Economic leaders to act on energy security but not climate change
World economic leaders agreed on a strategy for coping with China and India's rapidly growing energy demands Sunday but rejected calls to address climate change caused by increased fossil fuel consumption.
The Group of Twenty (G20) summit of finance ministers and central bankers said it had reached an agreement on ensuring energy and commodity markets could meet demand from the world's emerging economic giants.
The meeting's chairman, Australian Treasurer Peter Costello, hailed the agreement at the conclusion of a two-day G20 in Melbourne as a breakthrough that could reduce future potential for geo-political tensions.
He said if emerging giant economies could not be guaranteed access to the energy and minerals they need, "the friction between nations will be quite severe," Costello told reporters.
The G20 said in a communique issued after the meeting that energy supplies had struggled to keep pace with demand growth, resulting in significant price increases.
"We agreed that enhancing global trade by strengthening markets and ensuring sustainability by promoting investment and encouraging efficiency are the best ways to deliver lasting resource security," it said.
Costello said the meeting agreed that market-based mechanisms were the best way to handle energy security as they minimised the risk of market-distorting activities such as trading cartels.
The Australian Treasurer had said before the meeting that climate change would be a major part of the agenda, including discussion on market mechanisms to reduce emissions, such as carbon trading.
But South African Finance Minister Trevor Manuel said the economists had decided climate change was beyond their remit and decided to leave the issue to environment ministers.
"I know ahead of this meeting there was hope expressed that we could devote at least a day or so to issues of climate change," he said.
"We don't need to be convinced about the importance of the recent data but we think that our colleagues dealing with environmental issues are probably better placed to advise us on our ongoing work."
The recent Stern report, commissioned by the British government, warned climate change could cost some countries between five and 20 percent of their economic output.
Costello said during the meeting that emerging economies did not feel their development should be hamstrung by environmental restrictions that were not in place when the world's richest countries were undergoing industrialisation.
"I think some of the developing countries feel they are going through a process of industrialisation.
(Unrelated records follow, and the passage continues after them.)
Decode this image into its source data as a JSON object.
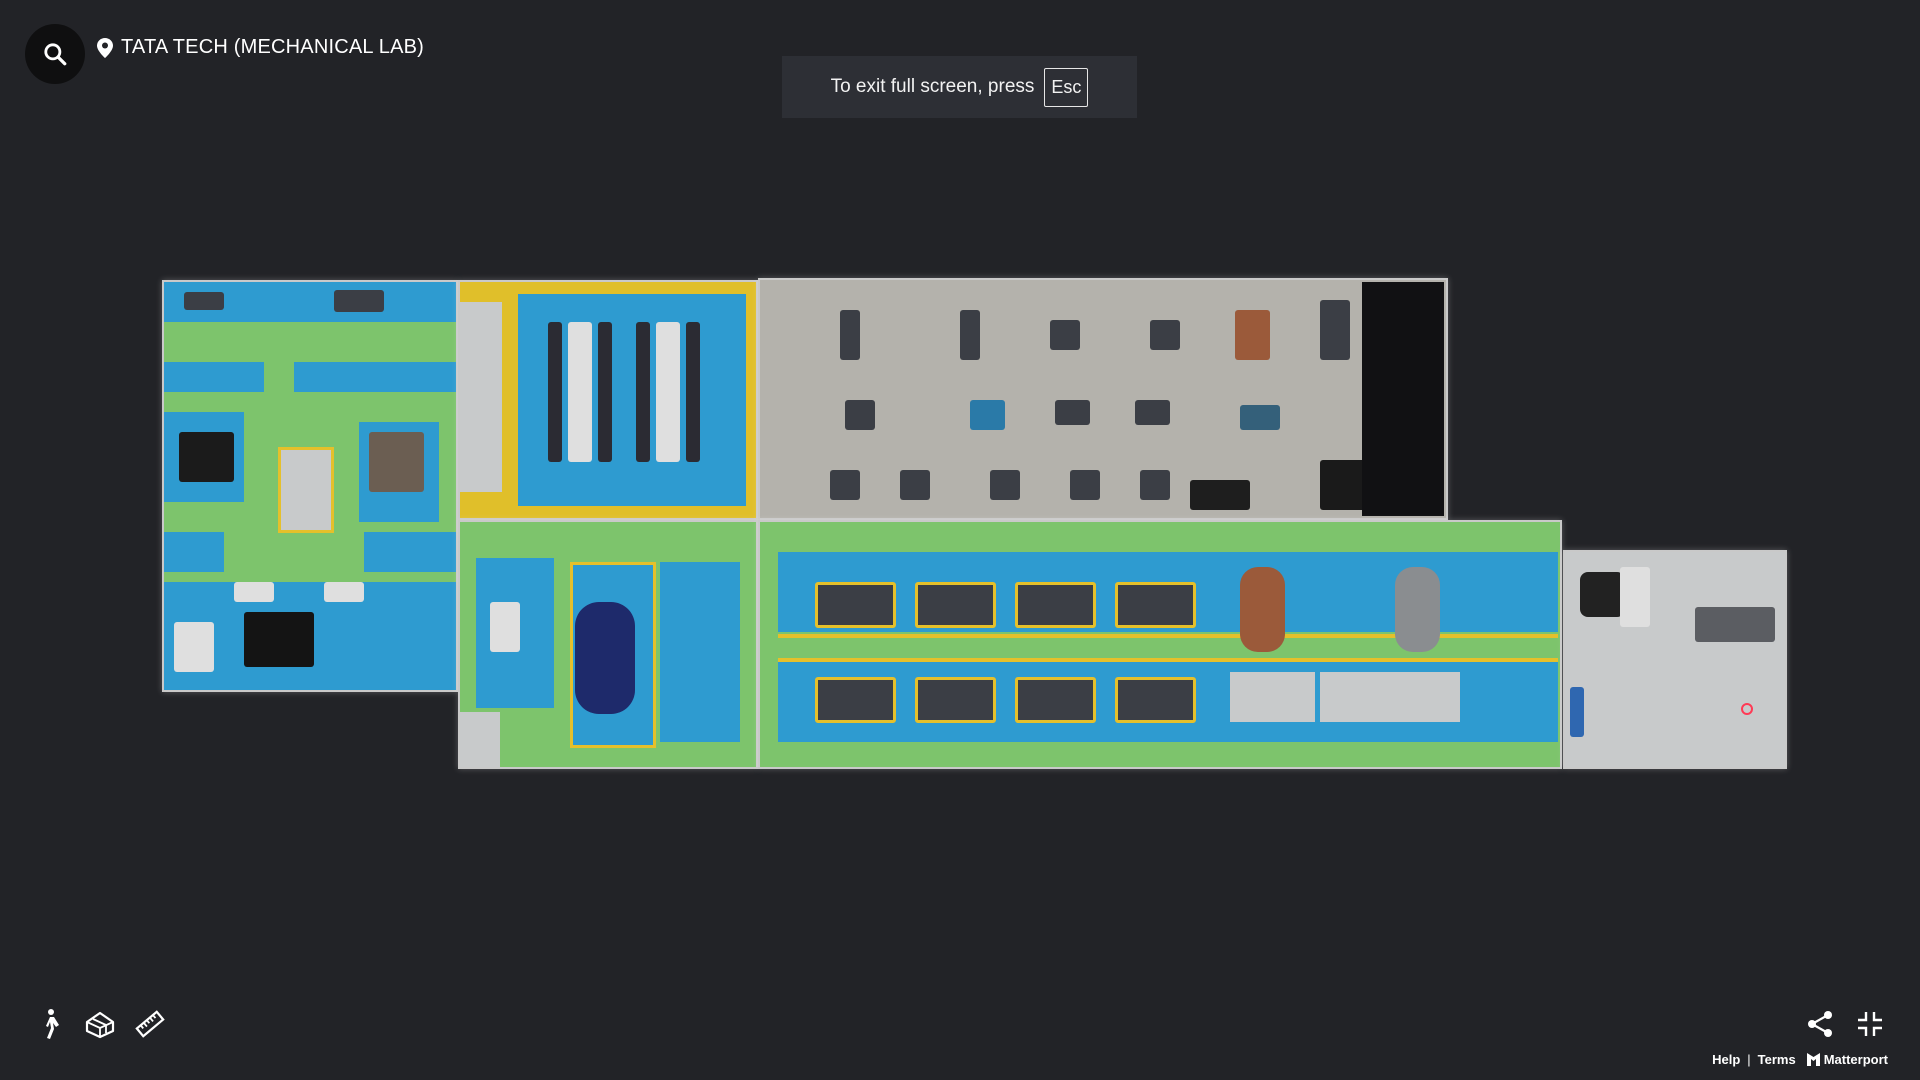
{
  "header": {
    "title": "TATA TECH (MECHANICAL LAB)",
    "search_icon": "search-icon",
    "location_icon": "location-pin-icon"
  },
  "banner": {
    "text": "To exit full screen, press",
    "key": "Esc"
  },
  "toolbar": {
    "left_icons": [
      "walk-mode-icon",
      "dollhouse-icon",
      "measure-icon"
    ],
    "right_icons": [
      "share-icon",
      "exit-fullscreen-icon"
    ]
  },
  "footer": {
    "help": "Help",
    "separator": "|",
    "terms": "Terms",
    "brand": "Matterport",
    "brand_icon": "matterport-logo-icon"
  },
  "colors": {
    "background": "#222327",
    "search_button_bg": "#0f0f10",
    "banner_bg": "#2d2f35"
  }
}
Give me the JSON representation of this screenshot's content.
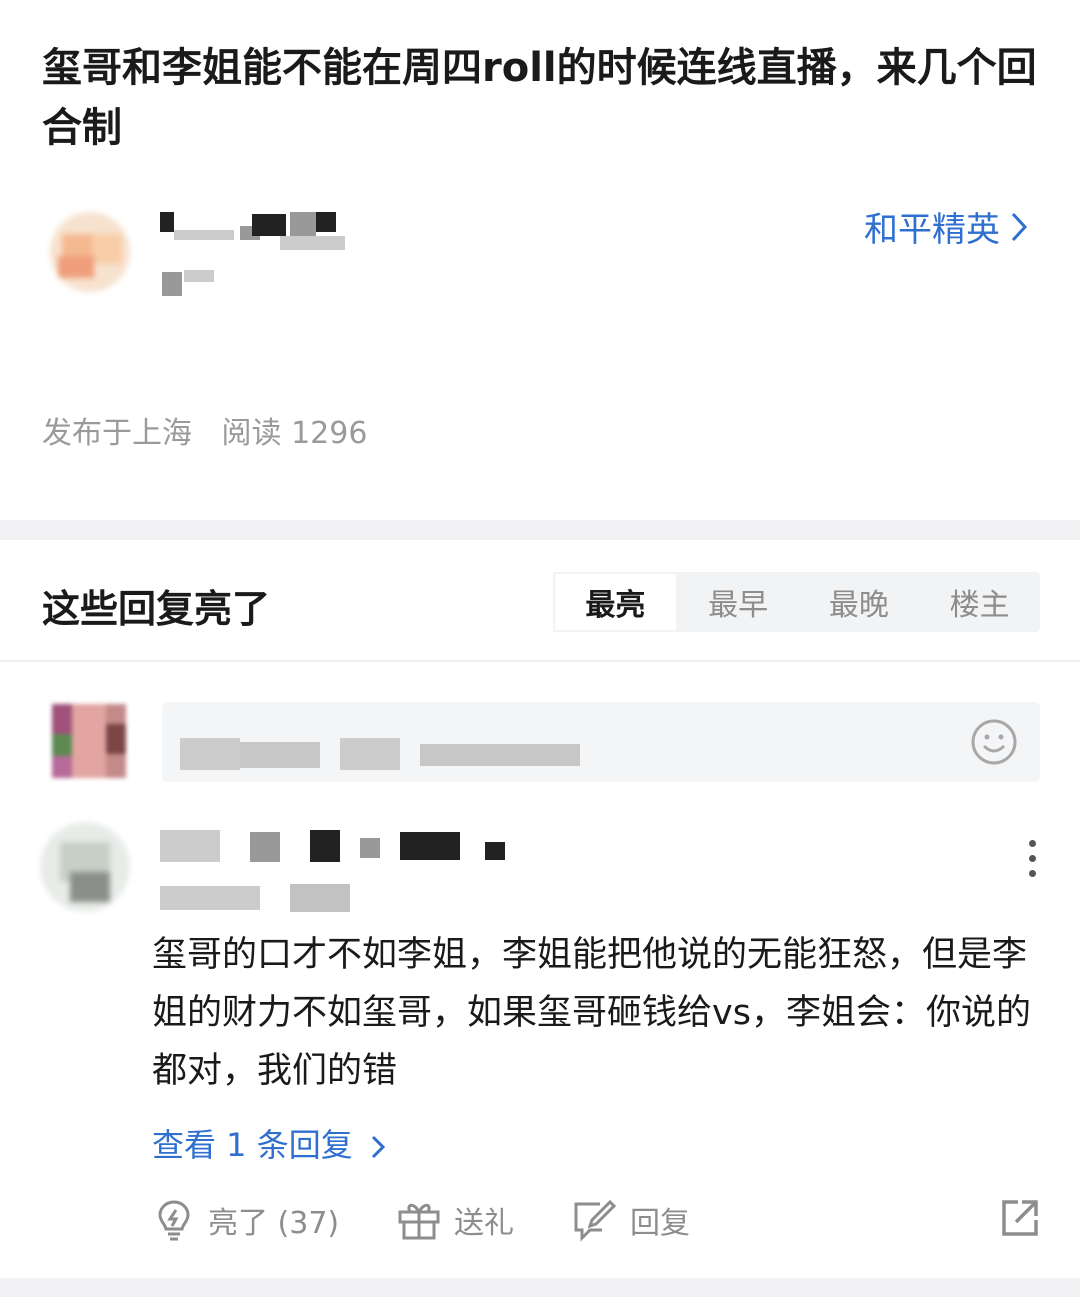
{
  "post": {
    "title": "玺哥和李姐能不能在周四roll的时候连线直播，来几个回合制",
    "channel": "和平精英",
    "location": "发布于上海",
    "reads": "阅读 1296"
  },
  "replies_section": {
    "heading": "这些回复亮了",
    "tabs": [
      "最亮",
      "最早",
      "最晚",
      "楼主"
    ],
    "active_tab": "最亮"
  },
  "comment": {
    "body": "玺哥的口才不如李姐，李姐能把他说的无能狂怒，但是李姐的财力不如玺哥，如果玺哥砸钱给vs，李姐会：你说的都对，我们的错",
    "view_replies": "查看 1 条回复",
    "actions": {
      "like": "亮了 (37)",
      "gift": "送礼",
      "reply": "回复"
    }
  },
  "colors": {
    "link_blue": "#2f6fd0",
    "muted_gray": "#9a9a9a",
    "tab_bg": "#f2f3f5"
  },
  "icons": [
    "chevron-right-icon",
    "emoji-icon",
    "more-vertical-icon",
    "lightbulb-icon",
    "gift-icon",
    "edit-reply-icon",
    "share-icon"
  ]
}
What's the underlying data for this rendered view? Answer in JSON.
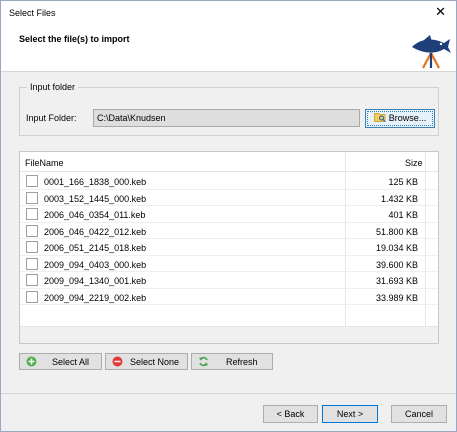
{
  "window": {
    "title": "Select Files",
    "close_glyph": "✕"
  },
  "header": {
    "text": "Select the file(s) to import",
    "logo_icon": "fish-logo-icon"
  },
  "input_group": {
    "legend": "Input folder",
    "folder_label": "Input Folder:",
    "folder_value": "C:\\Data\\Knudsen",
    "browse_label": "Browse..."
  },
  "file_list": {
    "columns": {
      "name": "FileName",
      "size": "Size"
    },
    "rows": [
      {
        "name": "0001_166_1838_000.keb",
        "size": "125 KB"
      },
      {
        "name": "0003_152_1445_000.keb",
        "size": "1.432 KB"
      },
      {
        "name": "2006_046_0354_011.keb",
        "size": "401 KB"
      },
      {
        "name": "2006_046_0422_012.keb",
        "size": "51.800 KB"
      },
      {
        "name": "2006_051_2145_018.keb",
        "size": "19.034 KB"
      },
      {
        "name": "2009_094_0403_000.keb",
        "size": "39.600 KB"
      },
      {
        "name": "2009_094_1340_001.keb",
        "size": "31.693 KB"
      },
      {
        "name": "2009_094_2219_002.keb",
        "size": "33.989 KB"
      }
    ]
  },
  "actions": {
    "select_all": "Select All",
    "select_none": "Select None",
    "refresh": "Refresh"
  },
  "nav": {
    "back": "< Back",
    "next": "Next >",
    "cancel": "Cancel"
  },
  "colors": {
    "accent_border": "#0078d7",
    "select_all_icon": "#4caf50",
    "select_none_icon": "#e53935",
    "refresh_icon": "#43a047",
    "logo_blue": "#1f3f7a",
    "logo_orange": "#e8721c"
  }
}
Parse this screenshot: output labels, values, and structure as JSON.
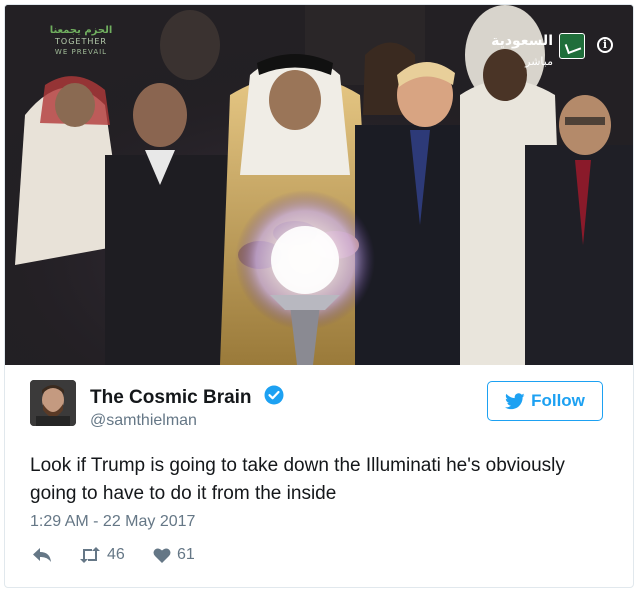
{
  "media": {
    "channel_name": "السعودية",
    "channel_live": "مباشر",
    "banner_line1": "الحزم يجمعنا",
    "banner_line2": "TOGETHER",
    "banner_line3": "WE PREVAIL",
    "info_glyph": "i"
  },
  "tweet": {
    "author_name": "The Cosmic Brain",
    "author_handle": "@samthielman",
    "follow_label": "Follow",
    "text": "Look if Trump is going to take down the Illuminati he's obviously going to have to do it from the inside",
    "timestamp": "1:29 AM - 22 May 2017",
    "retweets": "46",
    "likes": "61"
  },
  "colors": {
    "brand_blue": "#1da1f2",
    "secondary_text": "#657786",
    "primary_text": "#14171a",
    "border": "#e1e8ed",
    "like_icon": "#657786"
  },
  "icons": {
    "verified": "verified-badge-icon",
    "follow": "twitter-bird-icon",
    "reply": "reply-icon",
    "retweet": "retweet-icon",
    "like": "heart-icon",
    "info": "info-icon"
  }
}
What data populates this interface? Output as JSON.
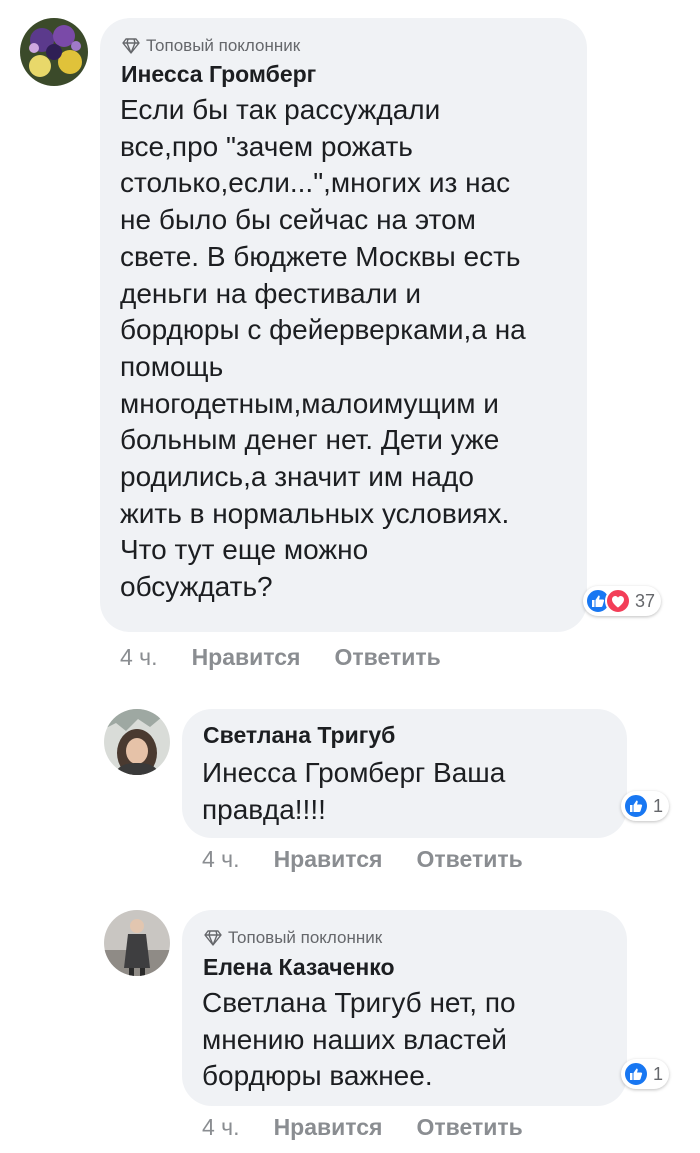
{
  "comments": [
    {
      "badge": "Топовый поклонник",
      "author": "Инесса Громберг",
      "text": "Если бы так рассуждали\nвсе,про \"зачем рожать\nстолько,если...\",многих из нас\nне было бы сейчас на этом\nсвете. В бюджете Москвы есть\nденьги на фестивали и\nбордюры с фейерверками,а на\nпомощь\nмногодетным,малоимущим и\nбольным денег нет. Дети уже\nродились,а значит им надо\nжить в нормальных условиях.\nЧто тут еще можно\nобсуждать?",
      "reactions": [
        "like-icon",
        "love-icon"
      ],
      "reaction_count": "37",
      "time": "4 ч.",
      "like_label": "Нравится",
      "reply_label": "Ответить"
    },
    {
      "author": "Светлана Тригуб",
      "text": "Инесса Громберг Ваша\nправда!!!!",
      "reactions": [
        "like-icon"
      ],
      "reaction_count": "1",
      "time": "4 ч.",
      "like_label": "Нравится",
      "reply_label": "Ответить"
    },
    {
      "badge": "Топовый поклонник",
      "author": "Елена Казаченко",
      "text": "Светлана Тригуб нет, по\nмнению наших властей\nбордюры важнее.",
      "reactions": [
        "like-icon"
      ],
      "reaction_count": "1",
      "time": "4 ч.",
      "like_label": "Нравится",
      "reply_label": "Ответить"
    }
  ],
  "colors": {
    "bubble": "#f0f2f5",
    "meta_text": "#8a8d91",
    "like_blue": "#1877f2",
    "love_red": "#f33e58"
  }
}
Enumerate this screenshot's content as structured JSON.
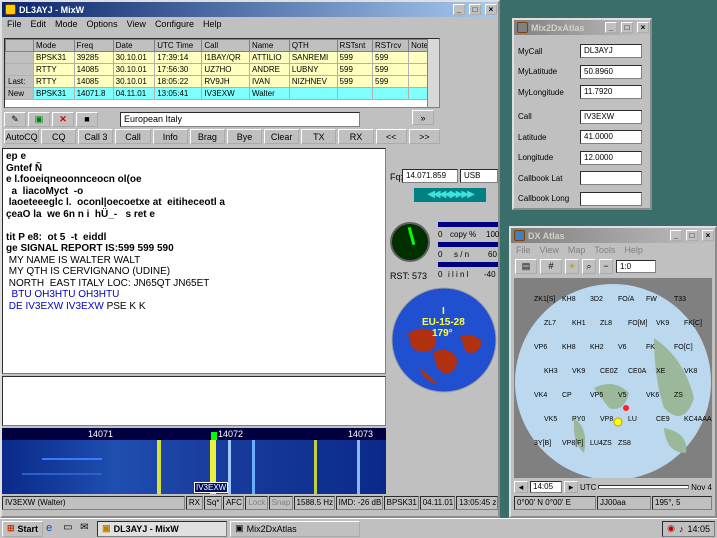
{
  "mixw": {
    "title": "DL3AYJ - MixW",
    "menu": [
      "File",
      "Edit",
      "Mode",
      "Options",
      "View",
      "Configure",
      "Help"
    ],
    "log_headers": [
      "Mode",
      "Freq",
      "Date",
      "UTC Time",
      "Call",
      "Name",
      "QTH",
      "RSTsnt",
      "RSTrcv",
      "Notes"
    ],
    "log_rows": [
      {
        "tag": "",
        "bg": "#ffffc0",
        "cells": [
          "BPSK31",
          "39285",
          "30.10.01",
          "17:39:14",
          "I1BAY/QR",
          "ATTILIO",
          "SANREMI",
          "599",
          "599",
          ""
        ]
      },
      {
        "tag": "",
        "bg": "#ffffc0",
        "cells": [
          "RTTY",
          "14085",
          "30.10.01",
          "17:56:30",
          "UZ7HO",
          "ANDRE",
          "LUBNY",
          "599",
          "599",
          ""
        ]
      },
      {
        "tag": "Last:",
        "bg": "#ffffc0",
        "cells": [
          "RTTY",
          "14085",
          "30.10.01",
          "18:05:22",
          "RV9JH",
          "IVAN",
          "NIZHNEV",
          "599",
          "599",
          ""
        ]
      },
      {
        "tag": "New",
        "bg": "#80ffff",
        "cells": [
          "BPSK31",
          "14071.8",
          "04.11.01",
          "13:05:41",
          "IV3EXW",
          "Walter",
          "",
          "",
          "",
          ""
        ]
      }
    ],
    "info_field": "European Italy",
    "macro_buttons": [
      "AutoCQ",
      "CQ",
      "Call 3",
      "Call",
      "Info",
      "Brag",
      "Bye",
      "Clear",
      "TX",
      "RX",
      "<<",
      ">>"
    ],
    "rx_lines": [
      {
        "t": "ep e",
        "c": "b"
      },
      {
        "t": "Gntef Ñ",
        "c": "b"
      },
      {
        "t": "e l.fooeiqneoonnceocn ol(oe",
        "c": "b"
      },
      {
        "t": "  a  liacoMyct  -o",
        "c": "b"
      },
      {
        "t": " laoeteeeglc l.  oconl|oecoetxe at  eitiheceotl a",
        "c": "b"
      },
      {
        "t": "çeaO la  we 6n n i  hÜ_-   s ret e",
        "c": "b"
      },
      {
        "t": "",
        "c": ""
      },
      {
        "t": "tit P e8:  ot 5  -t  eiddl",
        "c": "b"
      },
      {
        "t": "ge SIGNAL REPORT IS:599 599 590",
        "c": "b"
      },
      {
        "t": " MY NAME IS WALTER WALT",
        "c": ""
      },
      {
        "t": " MY QTH IS CERVIGNANO (UDINE)",
        "c": ""
      },
      {
        "t": " NORTH  EAST ITALY LOC: JN65QT JN65ET",
        "c": ""
      },
      {
        "t": "  BTU OH3HTU OH3HTU",
        "c": "blue"
      },
      {
        "t": " DE IV3EXW IV3EXW PSE K K",
        "c": "mix"
      }
    ],
    "freq_value": "14.071.859",
    "mode_value": "USB",
    "freq_label": "Fq:",
    "copy_pct": "0",
    "copy_label": "copy %",
    "copy_max": "100",
    "sn_min": "0",
    "sn_label": "s / n",
    "sn_max": "60",
    "level_min": "0",
    "level_label": "i  l  i  n  l",
    "level_max": "-40",
    "rst_label": "RST: 573",
    "globe_prefix": "I",
    "globe_zone": "EU-15-28",
    "globe_bearing": "179°",
    "waterfall_ticks": [
      "14071",
      "14072",
      "14073"
    ],
    "waterfall_call": "IV3EXW",
    "status_items": [
      "IV3EXW (Walter)",
      "RX",
      "Sq*",
      "AFC",
      "Lock",
      "Snap",
      "1588.5 Hz",
      "IMD: -26 dB",
      "BPSK31",
      "04.11.01",
      "13:05:45 z"
    ]
  },
  "mix2dx": {
    "title": "Mix2DxAtlas",
    "fields": [
      {
        "label": "MyCall",
        "value": "DL3AYJ"
      },
      {
        "label": "MyLatitude",
        "value": "50.8960"
      },
      {
        "label": "MyLongitude",
        "value": "11.7920"
      },
      {
        "label": "Call",
        "value": "IV3EXW"
      },
      {
        "label": "Latitude",
        "value": "41.0000"
      },
      {
        "label": "Longitude",
        "value": "12.0000"
      },
      {
        "label": "Callbook Lat",
        "value": ""
      },
      {
        "label": "Callbook Long",
        "value": ""
      }
    ]
  },
  "dxatlas": {
    "title": "DX Atlas",
    "menu": [
      "File",
      "View",
      "Map",
      "Tools",
      "Help"
    ],
    "zoom": "1:0",
    "prefixes": [
      "ZK1[S]",
      "KH8",
      "3D2",
      "FO/A",
      "FW",
      "T33",
      "ZL7",
      "KH1",
      "ZL8",
      "FO[M]",
      "VK9",
      "FK[C]",
      "VP6",
      "KH8",
      "KH2",
      "V6",
      "FK",
      "FO[C]",
      "KH3",
      "VK9",
      "CE0Z",
      "CE0A",
      "XE",
      "VK8",
      "VK4",
      "CP",
      "VP5",
      "V5",
      "VK6",
      "ZS",
      "VK5",
      "PY0",
      "VP8",
      "LU",
      "CE9",
      "KC4AAA",
      "3Y[B]",
      "VP8[F]",
      "LU4ZS",
      "ZS8"
    ],
    "time": "14:05",
    "date": "Nov 4",
    "utc": "UTC",
    "status_coords": "0°00' N  0°00' E",
    "status_loc": "JJ00aa",
    "status_bearing": "195°, 5"
  },
  "taskbar": {
    "start": "Start",
    "items": [
      "DL3AYJ - MixW",
      "Mix2DxAtlas"
    ],
    "clock": "14:05"
  }
}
That is going to bring huge energy demand and they feel that emissions caps will make that energy more expensive.
"In fact some say emission caps will hurt the poor," he said
The lack of any concrete recommendations follows comments by International Monetary Fund managing director Rodrigo Rato on Saturday that action was vital.
"This is not a matter of faith, there is certainly climate change and the link between greenhouse emissions and changes in temperatures is known," he said ahead of the opening of the summit.
Later Saturday, he said the international community had to come together to find ways to limit emissions of greenhouse gases that are both fair and economically efficient.
"Specifically, I believe that a successor to the Kyoto agreement, making use of either an emissions trading scheme or a tax scheme for greenhouse gases, will be necessary."
On Friday, a UN conference on climate change in Kenya decided negotiations for a review of the Kyoto pact, with new pledges for cutting greenhouse gases, would be launched in 2008.All rights reserved. © 2005 Agence France-Presse. Sections of the information displayed on this page (dispatches, photographs, logos) are protected by intellectual property rights owned by Agence France-Presse. As a consequence, you may not copy, reproduce, modify, transmit, publish, display or in any way commercially exploit any of the content of this section without the prior written consent of Agence France-Presse.